physical science Fields of science (such as chemistry, physics and materials science) that deal with laws of nature and the physical attributes of systems, such as color, temperatures, winds, electricity, magnetism, speeds, energy, mass, chemical reactions, changes of state (such as solids turning into liquids or gases), and forces (such as gravity).
physics The scientific study of the nature and properties of matter and energy. Classical physics is an explanation of the nature and properties of matter and energy that relies on descriptions such as Newton’s laws of motion. Quantum physics, a field of study that emerged later, is a more accurate way of explaining the motions and behavior of matter. A scientist who works in such areas is known as a physicist.

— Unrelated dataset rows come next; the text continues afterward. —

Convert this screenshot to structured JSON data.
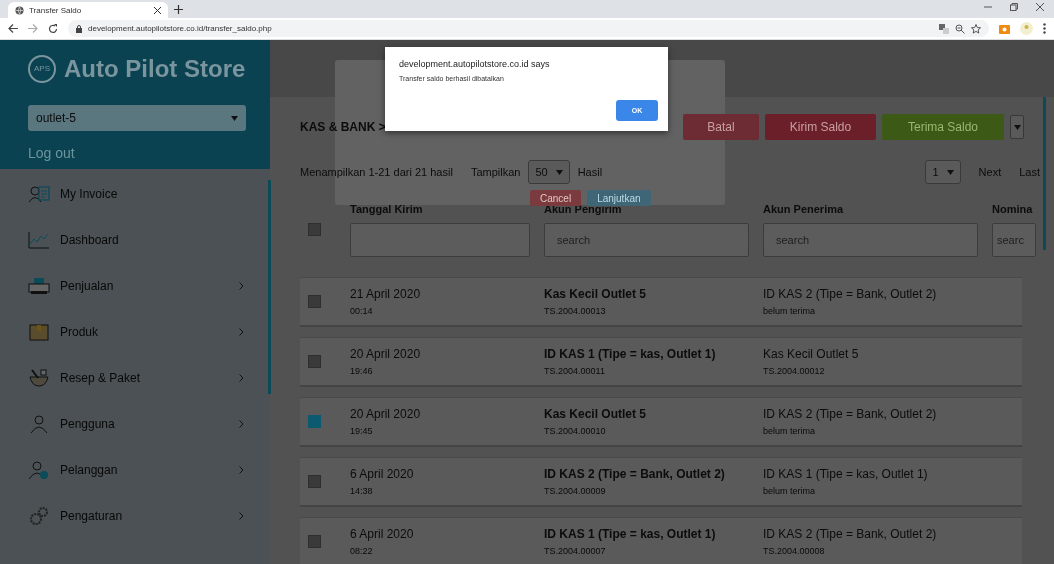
{
  "browser": {
    "tab_title": "Transfer Saldo",
    "url": "development.autopilotstore.co.id/transfer_saldo.php"
  },
  "sidebar": {
    "logo_badge": "APS",
    "logo": "Auto Pilot Store",
    "outlet": "outlet-5",
    "logout": "Log out",
    "items": [
      {
        "label": "My Invoice",
        "has_submenu": false
      },
      {
        "label": "Dashboard",
        "has_submenu": false
      },
      {
        "label": "Penjualan",
        "has_submenu": true
      },
      {
        "label": "Produk",
        "has_submenu": true
      },
      {
        "label": "Resep & Paket",
        "has_submenu": true
      },
      {
        "label": "Pengguna",
        "has_submenu": true
      },
      {
        "label": "Pelanggan",
        "has_submenu": true
      },
      {
        "label": "Pengaturan",
        "has_submenu": true
      }
    ]
  },
  "breadcrumb": "KAS & BANK >",
  "actions": [
    {
      "label": "Batal",
      "kind": "cancel"
    },
    {
      "label": "Kirim Saldo",
      "kind": "send"
    },
    {
      "label": "Terima Saldo",
      "kind": "receive"
    }
  ],
  "pager": {
    "summary": "Menampilkan 1-21 dari 21 hasil",
    "show_label": "Tampilkan",
    "per_page": "50",
    "per_page_suffix": "Hasil",
    "page": "1",
    "next": "Next",
    "last": "Last"
  },
  "confirm_panel": {
    "buttons": [
      {
        "label": "Cancel",
        "kind": "cancel"
      },
      {
        "label": "Lanjutkan",
        "kind": "continue"
      }
    ]
  },
  "table": {
    "header_checked": false,
    "columns": [
      {
        "label": "Tanggal Kirim"
      },
      {
        "label": "Akun Pengirim",
        "placeholder": "search"
      },
      {
        "label": "Akun Penerima",
        "placeholder": "search"
      },
      {
        "label": "Nomina",
        "placeholder": "searc"
      }
    ],
    "rows": [
      {
        "selected": false,
        "date": "21 April 2020",
        "time": "00:14",
        "sender": "Kas Kecil Outlet 5",
        "sender_code": "TS.2004.00013",
        "receiver": "ID KAS 2 (Tipe = Bank, Outlet 2)",
        "receiver_note": "belum terima"
      },
      {
        "selected": false,
        "date": "20 April 2020",
        "time": "19:46",
        "sender": "ID KAS 1 (Tipe = kas, Outlet 1)",
        "sender_code": "TS.2004.00011",
        "receiver": "Kas Kecil Outlet 5",
        "receiver_note": "TS.2004.00012"
      },
      {
        "selected": true,
        "date": "20 April 2020",
        "time": "19:45",
        "sender": "Kas Kecil Outlet 5",
        "sender_code": "TS.2004.00010",
        "receiver": "ID KAS 2 (Tipe = Bank, Outlet 2)",
        "receiver_note": "belum terima"
      },
      {
        "selected": false,
        "date": "6 April 2020",
        "time": "14:38",
        "sender": "ID KAS 2 (Tipe = Bank, Outlet 2)",
        "sender_code": "TS.2004.00009",
        "receiver": "ID KAS 1 (Tipe = kas, Outlet 1)",
        "receiver_note": "belum terima"
      },
      {
        "selected": false,
        "date": "6 April 2020",
        "time": "08:22",
        "sender": "ID KAS 1 (Tipe = kas, Outlet 1)",
        "sender_code": "TS.2004.00007",
        "receiver": "ID KAS 2 (Tipe = Bank, Outlet 2)",
        "receiver_note": "TS.2004.00008"
      }
    ]
  },
  "dialog": {
    "origin": "development.autopilotstore.co.id says",
    "message": "Transfer saldo berhasil dibatalkan",
    "button": "OK"
  }
}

psychology (adj. psychological ) The study of the human mind, especially in relation to actions and behavior. To do this, some perform research using animals. Scientists and mental-health professionals who work in this field are known as psychologists.
social (adj.) Relating to gatherings of people; a term for animals (or people) that prefer to exist in groups. (noun) A gathering of people, for instance those who belong to a club or other organization, for the purpose of enjoying each other’s company.
stereotype A widely held view or explanation for something, which often may be wrong because it has been overly simplified.
subjects (in research) The participants in a trial. The term usually refers to people who volunteered to take part. Some may receive money or other compensation for their participation, particularly if they entered the trial healthy.
survey (v.) To ask questions that glean data on the opinions, practices (such as dining or sleeping habits), knowledge or skills of a broad range of people. Researchers select the number and types of people questioned in hopes that the answers these individuals give will be representative of others who are their age, belong to the same ethnic group or live in the same region. (n.) The list of questions that will be offered to glean those data.
Journal: L. Perez-Felkner et al. Gendered pathways: How mathematics ability beliefs shape secondary and postsecondary course and degree field choices. Frontiers in Psychology. Published online April 6, 2017. doi: 10.3389/fpsyg.2017.00386.